Give back, character for character, the line that includes "Give me the" and all lines beneath it in the data.

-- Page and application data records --
• • •

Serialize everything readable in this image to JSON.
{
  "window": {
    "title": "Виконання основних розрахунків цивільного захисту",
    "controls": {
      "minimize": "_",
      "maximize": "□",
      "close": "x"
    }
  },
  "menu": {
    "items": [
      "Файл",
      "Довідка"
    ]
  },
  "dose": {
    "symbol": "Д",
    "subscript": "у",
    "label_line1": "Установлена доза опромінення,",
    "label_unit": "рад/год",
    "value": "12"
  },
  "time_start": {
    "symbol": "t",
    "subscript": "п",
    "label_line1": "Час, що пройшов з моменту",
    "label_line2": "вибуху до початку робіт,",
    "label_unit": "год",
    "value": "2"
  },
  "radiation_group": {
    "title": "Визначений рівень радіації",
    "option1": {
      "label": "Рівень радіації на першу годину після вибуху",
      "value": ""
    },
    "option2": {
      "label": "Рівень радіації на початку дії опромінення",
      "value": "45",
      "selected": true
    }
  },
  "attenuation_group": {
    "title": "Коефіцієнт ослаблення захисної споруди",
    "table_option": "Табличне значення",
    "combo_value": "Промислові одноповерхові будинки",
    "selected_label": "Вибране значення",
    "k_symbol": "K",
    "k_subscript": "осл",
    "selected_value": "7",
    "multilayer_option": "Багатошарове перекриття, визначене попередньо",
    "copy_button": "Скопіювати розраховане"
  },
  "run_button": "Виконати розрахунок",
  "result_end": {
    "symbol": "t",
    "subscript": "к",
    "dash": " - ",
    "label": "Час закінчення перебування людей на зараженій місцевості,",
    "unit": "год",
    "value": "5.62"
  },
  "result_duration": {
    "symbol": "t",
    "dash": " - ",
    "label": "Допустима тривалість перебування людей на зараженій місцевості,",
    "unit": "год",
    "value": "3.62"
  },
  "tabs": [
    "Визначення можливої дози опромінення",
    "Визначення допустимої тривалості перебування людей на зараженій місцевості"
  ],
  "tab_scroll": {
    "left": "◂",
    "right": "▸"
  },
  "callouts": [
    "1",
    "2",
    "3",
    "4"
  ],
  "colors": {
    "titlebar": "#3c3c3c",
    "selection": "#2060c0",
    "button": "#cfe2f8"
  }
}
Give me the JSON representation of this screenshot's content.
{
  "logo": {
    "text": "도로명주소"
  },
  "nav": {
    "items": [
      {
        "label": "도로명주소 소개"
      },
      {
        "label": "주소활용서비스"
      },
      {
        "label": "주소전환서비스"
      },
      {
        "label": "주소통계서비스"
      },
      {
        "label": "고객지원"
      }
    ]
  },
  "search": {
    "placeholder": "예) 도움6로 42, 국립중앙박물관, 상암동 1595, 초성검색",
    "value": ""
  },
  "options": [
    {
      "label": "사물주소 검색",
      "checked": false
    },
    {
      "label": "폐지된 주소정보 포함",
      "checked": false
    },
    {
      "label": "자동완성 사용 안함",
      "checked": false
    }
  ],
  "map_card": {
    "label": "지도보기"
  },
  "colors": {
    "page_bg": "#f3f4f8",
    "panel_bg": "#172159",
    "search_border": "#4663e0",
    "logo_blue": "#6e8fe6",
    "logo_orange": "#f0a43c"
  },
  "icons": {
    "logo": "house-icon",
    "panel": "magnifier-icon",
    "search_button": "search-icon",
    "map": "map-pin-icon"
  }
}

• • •

-- Your solution --
Give me the JSON representation of this screenshot's content.
{
  "logo": {
    "text": "도로명주소"
  },
  "nav": {
    "items": [
      {
        "label": "도로명주소 소개"
      },
      {
        "label": "주소활용서비스"
      },
      {
        "label": "주소전환서비스"
      },
      {
        "label": "주소통계서비스"
      },
      {
        "label": "고객지원"
      }
    ]
  },
  "search": {
    "placeholder": "예) 도움6로 42, 국립중앙박물관, 상암동 1595, 초성검색",
    "value": ""
  },
  "options": [
    {
      "label": "사물주소 검색",
      "checked": false
    },
    {
      "label": "폐지된 주소정보 포함",
      "checked": false
    },
    {
      "label": "자동완성 사용 안함",
      "checked": false
    }
  ],
  "map_card": {
    "label": "지도보기"
  },
  "colors": {
    "page_bg": "#f3f4f8",
    "panel_bg": "#172159",
    "search_border": "#4663e0",
    "logo_blue": "#6e8fe6",
    "logo_orange": "#f0a43c"
  },
  "icons": {
    "logo": "house-icon",
    "panel": "magnifier-icon",
    "search_button": "search-icon",
    "map": "map-pin-icon"
  }
}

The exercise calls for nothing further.